• Sep 21st 2009, 04:56 PM
Katzenjammer
Question with Diff Eq
I haven't had Diff Eq, and in my notes for an unrelated class, part of a way to solve a solution was with the following diff eq.

(d^2)x/d(t^2) + a^2 * x = 0 | a=constant; t=0; dx/dt = 0

I really don't know what to do.

Any help is greatly appreciated.

Thanks
• Sep 21st 2009, 06:25 PM
Chris L T521
Quote:

Originally Posted by Katzenjammer
I haven't had Diff Eq, and in my notes for an unrelated class, part of a way to solve a solution was with the following diff eq.

(d^2)x/d(t^2) + a^2 * x = 0 | a=constant; t=0; dx/dt = 0

I really don't know what to do.

Any help is greatly appreciated.

Thanks

Supposing a solution of the form $\displaystyle x=e^{rt}$, we see that our auxiliary equation becomes $\displaystyle r^2+a=0$.

However, I ask this question: is $\displaystyle a$ a positive or negative constant?

I don't want to continue on until this is clarified.
• Sep 21st 2009, 07:00 PM
Katzenjammer
Quote:

Originally Posted by Chris L T521
Supposing a solution of the form $\displaystyle x=e^{rt}$, we see that our auxiliary equation becomes $\displaystyle r^2+a=0$.

However, I ask this question: is $\displaystyle a$ a positive or negative constant?

I don't want to continue on until this is clarified.

I have no idea, it was at the end of class and my Dynamics teacher said "finish this for next class."

I'm assuming it's a positive, since it's acceleration.
• Sep 21st 2009, 07:07 PM
Chris L T521
Quote:

Originally Posted by Katzenjammer
I have no idea, it was at the end of class and my Dynamics teacher said "finish this for next class."

I'm assuming it's a positive, since it's acceleration.

Quote:

Originally Posted by Chris L T521
Supposing a solution of the form $\displaystyle x=e^{rt}$, we see that our auxiliary equation becomes $\displaystyle r^2+a=0$.

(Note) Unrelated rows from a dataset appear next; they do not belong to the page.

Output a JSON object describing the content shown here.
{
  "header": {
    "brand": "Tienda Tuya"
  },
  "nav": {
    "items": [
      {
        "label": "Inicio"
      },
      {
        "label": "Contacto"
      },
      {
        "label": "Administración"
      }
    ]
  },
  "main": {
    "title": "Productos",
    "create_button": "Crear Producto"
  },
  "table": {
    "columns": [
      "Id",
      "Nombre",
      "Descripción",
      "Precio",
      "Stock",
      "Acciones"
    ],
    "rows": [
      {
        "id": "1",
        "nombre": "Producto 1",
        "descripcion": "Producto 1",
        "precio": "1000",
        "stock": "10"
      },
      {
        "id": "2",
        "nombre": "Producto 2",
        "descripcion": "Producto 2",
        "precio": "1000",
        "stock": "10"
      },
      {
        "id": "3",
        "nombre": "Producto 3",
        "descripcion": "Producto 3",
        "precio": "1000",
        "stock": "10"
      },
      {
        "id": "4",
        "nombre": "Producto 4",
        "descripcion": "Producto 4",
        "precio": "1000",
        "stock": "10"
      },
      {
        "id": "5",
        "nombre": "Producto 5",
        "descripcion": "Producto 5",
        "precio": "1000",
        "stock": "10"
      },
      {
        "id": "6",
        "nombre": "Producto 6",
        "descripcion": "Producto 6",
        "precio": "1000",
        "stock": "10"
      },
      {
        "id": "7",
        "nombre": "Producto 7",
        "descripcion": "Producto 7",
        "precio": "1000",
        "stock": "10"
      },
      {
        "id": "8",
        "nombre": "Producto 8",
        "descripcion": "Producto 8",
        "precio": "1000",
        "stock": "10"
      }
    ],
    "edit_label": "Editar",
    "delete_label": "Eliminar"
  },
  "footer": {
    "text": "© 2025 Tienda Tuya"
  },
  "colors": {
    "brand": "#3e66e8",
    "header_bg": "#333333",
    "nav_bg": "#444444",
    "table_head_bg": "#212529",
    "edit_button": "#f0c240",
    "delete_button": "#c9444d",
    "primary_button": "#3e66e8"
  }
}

However, I ask this question: is $\displaystyle a$ a positive or negative constant?

I don't want to continue on until this is clarified.

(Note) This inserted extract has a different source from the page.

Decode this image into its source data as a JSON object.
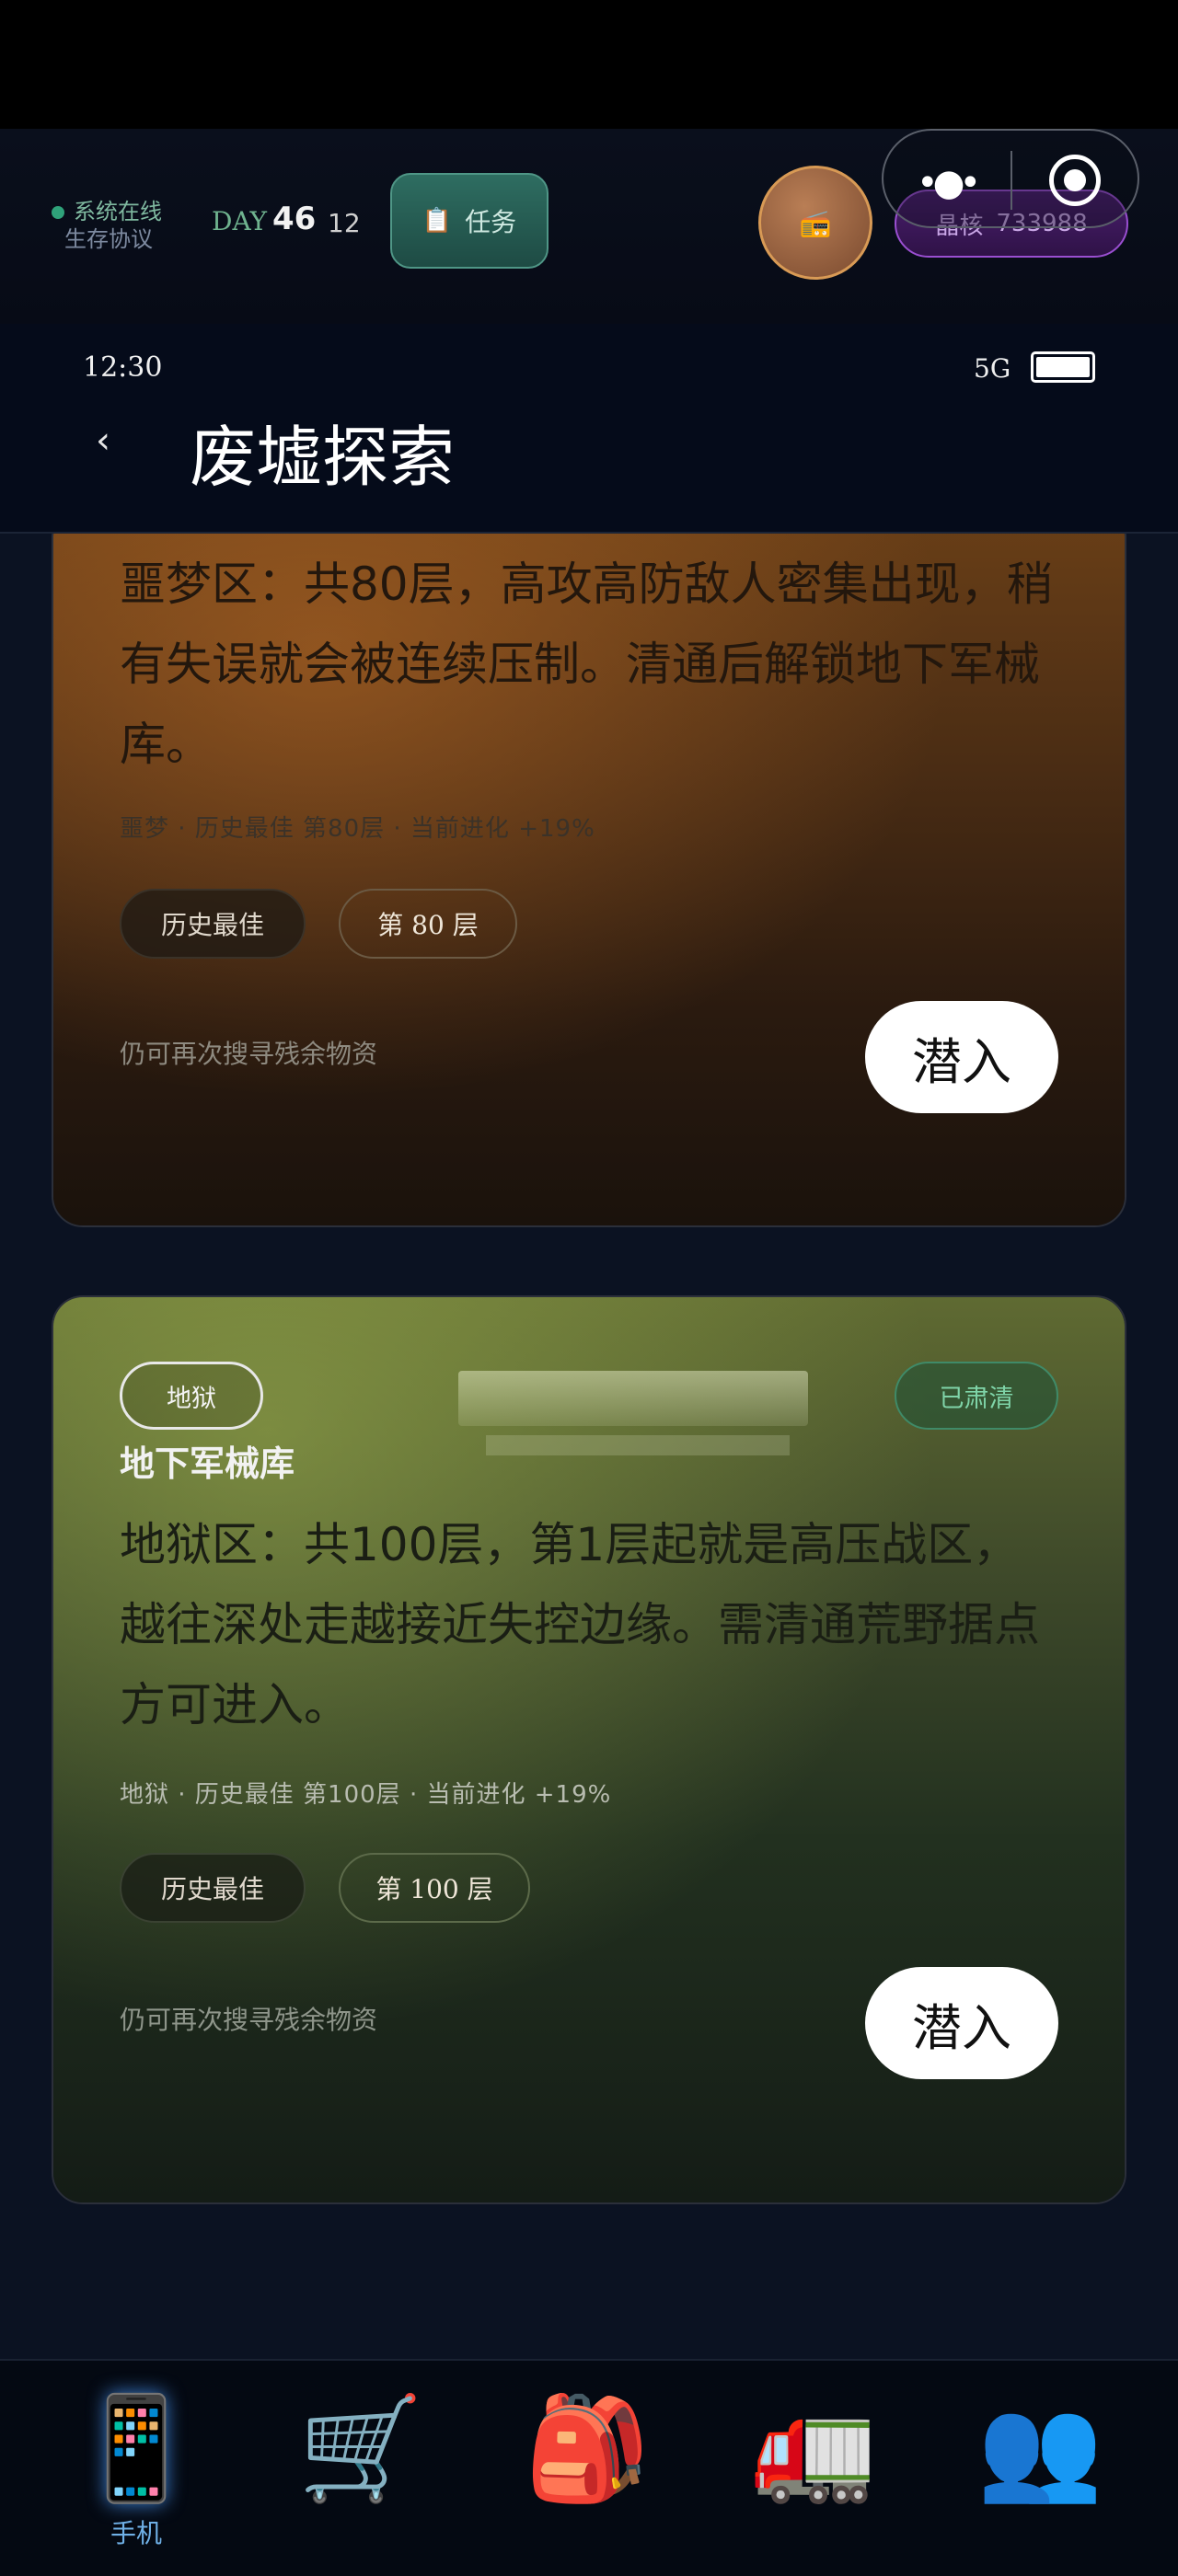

Ok, continuing on...

The solution to the characteristic equation is $\displaystyle r^2=-a\implies r=\pm i\sqrt{a}$.

So it follows that the general solution to the equation is $\displaystyle x(t)=c_1\cos\!\left(\sqrt{a}t\right)+c_2\sin\!\lef t(\sqrt{a}t\right)$

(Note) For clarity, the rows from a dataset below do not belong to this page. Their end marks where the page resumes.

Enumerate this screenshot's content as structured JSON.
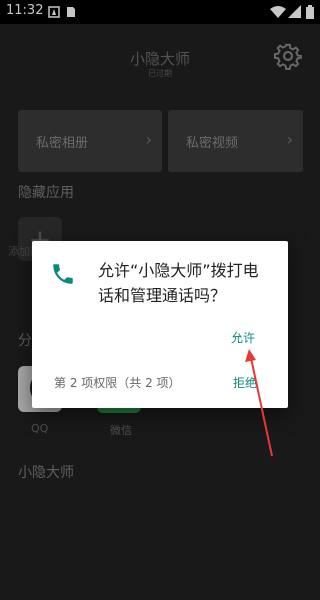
{
  "status_bar": {
    "time": "11:32"
  },
  "header": {
    "title": "小隐大师",
    "subtitle": "已过期"
  },
  "tiles": [
    {
      "label": "私密相册",
      "chevron": "›"
    },
    {
      "label": "私密视频",
      "chevron": "›"
    }
  ],
  "hidden_apps": {
    "title": "隐藏应用",
    "add_label": "添加隐"
  },
  "shared_section": {
    "title": "分"
  },
  "apps": [
    {
      "name": "QQ"
    },
    {
      "name": "微信"
    }
  ],
  "footer_title": "小隐大师",
  "dialog": {
    "line1": "允许“小隐大师”拨打电",
    "line2": "话和管理通话吗？",
    "allow_label": "允许",
    "permission_count": "第 2 项权限（共 2 项）",
    "deny_label": "拒绝"
  },
  "colors": {
    "accent": "#0b8a7a",
    "annotation_arrow": "#e53935"
  },
  "icons": [
    "phone-icon",
    "gear-icon",
    "wifi-icon",
    "signal-icon",
    "battery-icon"
  ]
}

Are you sure there isn't another initial condition? Since its a second order equation, there should be one more initial condition.
• Sep 21st 2009, 07:18 PM
Katzenjammer
Just peeked back my notes, he only gave the three initial conditions.

It wouldn't surprise me if he left something out, he's known to do that. :-p